__Task to carry out__. For this exercise, print the records below verbatim.

[Start of section]

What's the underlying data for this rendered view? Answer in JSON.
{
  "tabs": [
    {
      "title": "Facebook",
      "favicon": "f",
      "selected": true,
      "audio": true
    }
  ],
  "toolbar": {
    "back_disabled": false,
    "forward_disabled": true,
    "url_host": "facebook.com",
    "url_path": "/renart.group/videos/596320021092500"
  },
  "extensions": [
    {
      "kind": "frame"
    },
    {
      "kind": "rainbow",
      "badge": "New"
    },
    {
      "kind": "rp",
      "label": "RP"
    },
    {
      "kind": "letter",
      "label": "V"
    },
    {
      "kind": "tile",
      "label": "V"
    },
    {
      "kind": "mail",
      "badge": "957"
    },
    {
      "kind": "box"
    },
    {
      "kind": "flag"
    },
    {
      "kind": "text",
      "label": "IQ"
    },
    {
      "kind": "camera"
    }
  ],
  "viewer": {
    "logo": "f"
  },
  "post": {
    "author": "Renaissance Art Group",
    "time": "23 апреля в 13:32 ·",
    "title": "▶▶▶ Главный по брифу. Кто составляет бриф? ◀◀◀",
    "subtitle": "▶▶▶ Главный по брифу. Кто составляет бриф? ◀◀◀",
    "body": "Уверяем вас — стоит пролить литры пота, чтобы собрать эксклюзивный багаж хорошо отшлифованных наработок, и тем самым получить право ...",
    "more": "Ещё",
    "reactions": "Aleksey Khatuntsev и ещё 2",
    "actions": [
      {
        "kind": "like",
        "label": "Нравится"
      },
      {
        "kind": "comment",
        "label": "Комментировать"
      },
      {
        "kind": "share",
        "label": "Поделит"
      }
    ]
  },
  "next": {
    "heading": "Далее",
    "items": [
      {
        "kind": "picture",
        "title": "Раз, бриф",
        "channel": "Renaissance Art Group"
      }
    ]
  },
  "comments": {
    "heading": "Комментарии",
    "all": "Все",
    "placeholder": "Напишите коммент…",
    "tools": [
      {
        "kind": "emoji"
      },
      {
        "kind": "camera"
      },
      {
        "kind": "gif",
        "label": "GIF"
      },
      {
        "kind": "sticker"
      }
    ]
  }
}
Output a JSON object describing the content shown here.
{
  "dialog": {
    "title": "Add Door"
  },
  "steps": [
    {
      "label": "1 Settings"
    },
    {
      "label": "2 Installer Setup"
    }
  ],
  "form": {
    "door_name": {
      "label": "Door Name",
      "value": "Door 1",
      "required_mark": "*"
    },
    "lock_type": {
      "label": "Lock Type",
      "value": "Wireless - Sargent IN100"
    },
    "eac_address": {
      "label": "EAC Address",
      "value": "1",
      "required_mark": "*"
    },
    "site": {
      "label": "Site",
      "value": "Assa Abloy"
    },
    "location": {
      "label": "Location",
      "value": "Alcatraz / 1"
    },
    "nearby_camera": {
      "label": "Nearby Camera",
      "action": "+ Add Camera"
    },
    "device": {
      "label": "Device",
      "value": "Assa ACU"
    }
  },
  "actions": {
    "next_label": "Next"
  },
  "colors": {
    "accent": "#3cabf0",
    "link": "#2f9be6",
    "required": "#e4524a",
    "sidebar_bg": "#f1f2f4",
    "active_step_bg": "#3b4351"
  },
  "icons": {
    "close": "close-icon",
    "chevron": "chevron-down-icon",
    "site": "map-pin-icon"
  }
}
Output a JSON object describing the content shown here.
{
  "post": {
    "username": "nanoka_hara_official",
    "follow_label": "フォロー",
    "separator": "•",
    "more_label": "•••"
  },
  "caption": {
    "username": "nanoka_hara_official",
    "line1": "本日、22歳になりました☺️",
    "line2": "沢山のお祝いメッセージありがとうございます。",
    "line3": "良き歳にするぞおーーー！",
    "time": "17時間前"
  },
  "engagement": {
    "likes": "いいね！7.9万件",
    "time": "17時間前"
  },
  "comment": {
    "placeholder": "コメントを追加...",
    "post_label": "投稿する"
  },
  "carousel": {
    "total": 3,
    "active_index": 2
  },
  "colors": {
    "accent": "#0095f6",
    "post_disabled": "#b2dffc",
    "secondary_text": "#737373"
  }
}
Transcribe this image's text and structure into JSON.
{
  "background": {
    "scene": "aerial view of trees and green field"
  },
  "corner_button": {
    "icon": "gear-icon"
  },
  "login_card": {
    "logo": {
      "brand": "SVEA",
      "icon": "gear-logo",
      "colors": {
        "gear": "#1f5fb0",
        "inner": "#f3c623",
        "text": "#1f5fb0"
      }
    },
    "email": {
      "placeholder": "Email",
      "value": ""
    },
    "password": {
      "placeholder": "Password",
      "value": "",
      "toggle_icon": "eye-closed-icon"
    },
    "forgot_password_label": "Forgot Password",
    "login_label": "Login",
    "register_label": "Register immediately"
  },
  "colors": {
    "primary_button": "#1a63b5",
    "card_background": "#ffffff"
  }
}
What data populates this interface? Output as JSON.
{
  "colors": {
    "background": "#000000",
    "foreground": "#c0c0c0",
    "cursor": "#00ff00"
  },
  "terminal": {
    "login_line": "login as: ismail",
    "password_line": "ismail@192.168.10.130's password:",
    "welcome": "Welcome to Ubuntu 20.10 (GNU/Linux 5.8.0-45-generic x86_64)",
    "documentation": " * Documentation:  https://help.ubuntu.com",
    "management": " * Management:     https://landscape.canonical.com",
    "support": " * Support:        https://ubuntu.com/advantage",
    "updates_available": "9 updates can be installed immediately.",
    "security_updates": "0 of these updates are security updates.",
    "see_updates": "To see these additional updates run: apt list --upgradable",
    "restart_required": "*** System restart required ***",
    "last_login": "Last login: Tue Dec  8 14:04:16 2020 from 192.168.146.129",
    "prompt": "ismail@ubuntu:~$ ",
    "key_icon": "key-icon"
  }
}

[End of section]

__Solution to this task__.
What's the underlying data for this rendered view? Answer in JSON.
{
  "tabs": [
    {
      "title": "Facebook",
      "favicon": "f",
      "selected": true,
      "audio": true
    }
  ],
  "toolbar": {
    "back_disabled": false,
    "forward_disabled": true,
    "url_host": "facebook.com",
    "url_path": "/renart.group/videos/596320021092500"
  },
  "extensions": [
    {
      "kind": "frame"
    },
    {
      "kind": "rainbow",
      "badge": "New"
    },
    {
      "kind": "rp",
      "label": "RP"
    },
    {
      "kind": "letter",
      "label": "V"
    },
    {
      "kind": "tile",
      "label": "V"
    },
    {
      "kind": "mail",
      "badge": "957"
    },
    {
      "kind": "box"
    },
    {
      "kind": "flag"
    },
    {
      "kind": "text",
      "label": "IQ"
    },
    {
      "kind": "camera"
    }
  ],
  "viewer": {
    "logo": "f"
  },
  "post": {
    "author": "Renaissance Art Group",
    "time": "23 апреля в 13:32 ·",
    "title": "▶▶▶ Главный по брифу. Кто составляет бриф? ◀◀◀",
    "subtitle": "▶▶▶ Главный по брифу. Кто составляет бриф? ◀◀◀",
    "body": "Уверяем вас — стоит пролить литры пота, чтобы собрать эксклюзивный багаж хорошо отшлифованных наработок, и тем самым получить право ...",
    "more": "Ещё",
    "reactions": "Aleksey Khatuntsev и ещё 2",
    "actions": [
      {
        "kind": "like",
        "label": "Нравится"
      },
      {
        "kind": "comment",
        "label": "Комментировать"
      },
      {
        "kind": "share",
        "label": "Поделит"
      }
    ]
  },
  "next": {
    "heading": "Далее",
    "items": [
      {
        "kind": "picture",
        "title": "Раз, бриф",
        "channel": "Renaissance Art Group"
      }
    ]
  },
  "comments": {
    "heading": "Комментарии",
    "all": "Все",
    "placeholder": "Напишите коммент…",
    "tools": [
      {
        "kind": "emoji"
      },
      {
        "kind": "camera"
      },
      {
        "kind": "gif",
        "label": "GIF"
      },
      {
        "kind": "sticker"
      }
    ]
  }
}
Output a JSON object describing the content shown here.
{
  "dialog": {
    "title": "Add Door"
  },
  "steps": [
    {
      "label": "1 Settings"
    },
    {
      "label": "2 Installer Setup"
    }
  ],
  "form": {
    "door_name": {
      "label": "Door Name",
      "value": "Door 1",
      "required_mark": "*"
    },
    "lock_type": {
      "label": "Lock Type",
      "value": "Wireless - Sargent IN100"
    },
    "eac_address": {
      "label": "EAC Address",
      "value": "1",
      "required_mark": "*"
    },
    "site": {
      "label": "Site",
      "value": "Assa Abloy"
    },
    "location": {
      "label": "Location",
      "value": "Alcatraz / 1"
    },
    "nearby_camera": {
      "label": "Nearby Camera",
      "action": "+ Add Camera"
    },
    "device": {
      "label": "Device",
      "value": "Assa ACU"
    }
  },
  "actions": {
    "next_label": "Next"
  },
  "colors": {
    "accent": "#3cabf0",
    "link": "#2f9be6",
    "required": "#e4524a",
    "sidebar_bg": "#f1f2f4",
    "active_step_bg": "#3b4351"
  },
  "icons": {
    "close": "close-icon",
    "chevron": "chevron-down-icon",
    "site": "map-pin-icon"
  }
}
Output a JSON object describing the content shown here.
{
  "post": {
    "username": "nanoka_hara_official",
    "follow_label": "フォロー",
    "separator": "•",
    "more_label": "•••"
  },
  "caption": {
    "username": "nanoka_hara_official",
    "line1": "本日、22歳になりました☺️",
    "line2": "沢山のお祝いメッセージありがとうございます。",
    "line3": "良き歳にするぞおーーー！",
    "time": "17時間前"
  },
  "engagement": {
    "likes": "いいね！7.9万件",
    "time": "17時間前"
  },
  "comment": {
    "placeholder": "コメントを追加...",
    "post_label": "投稿する"
  },
  "carousel": {
    "total": 3,
    "active_index": 2
  },
  "colors": {
    "accent": "#0095f6",
    "post_disabled": "#b2dffc",
    "secondary_text": "#737373"
  }
}
Transcribe this image's text and structure into JSON.
{
  "background": {
    "scene": "aerial view of trees and green field"
  },
  "corner_button": {
    "icon": "gear-icon"
  },
  "login_card": {
    "logo": {
      "brand": "SVEA",
      "icon": "gear-logo",
      "colors": {
        "gear": "#1f5fb0",
        "inner": "#f3c623",
        "text": "#1f5fb0"
      }
    },
    "email": {
      "placeholder": "Email",
      "value": ""
    },
    "password": {
      "placeholder": "Password",
      "value": "",
      "toggle_icon": "eye-closed-icon"
    },
    "forgot_password_label": "Forgot Password",
    "login_label": "Login",
    "register_label": "Register immediately"
  },
  "colors": {
    "primary_button": "#1a63b5",
    "card_background": "#ffffff"
  }
}
What data populates this interface? Output as JSON.
{
  "colors": {
    "background": "#000000",
    "foreground": "#c0c0c0",
    "cursor": "#00ff00"
  },
  "terminal": {
    "login_line": "login as: ismail",
    "password_line": "ismail@192.168.10.130's password:",
    "welcome": "Welcome to Ubuntu 20.10 (GNU/Linux 5.8.0-45-generic x86_64)",
    "documentation": " * Documentation:  https://help.ubuntu.com",
    "management": " * Management:     https://landscape.canonical.com",
    "support": " * Support:        https://ubuntu.com/advantage",
    "updates_available": "9 updates can be installed immediately.",
    "security_updates": "0 of these updates are security updates.",
    "see_updates": "To see these additional updates run: apt list --upgradable",
    "restart_required": "*** System restart required ***",
    "last_login": "Last login: Tue Dec  8 14:04:16 2020 from 192.168.146.129",
    "prompt": "ismail@ubuntu:~$ ",
    "key_icon": "key-icon"
  }
}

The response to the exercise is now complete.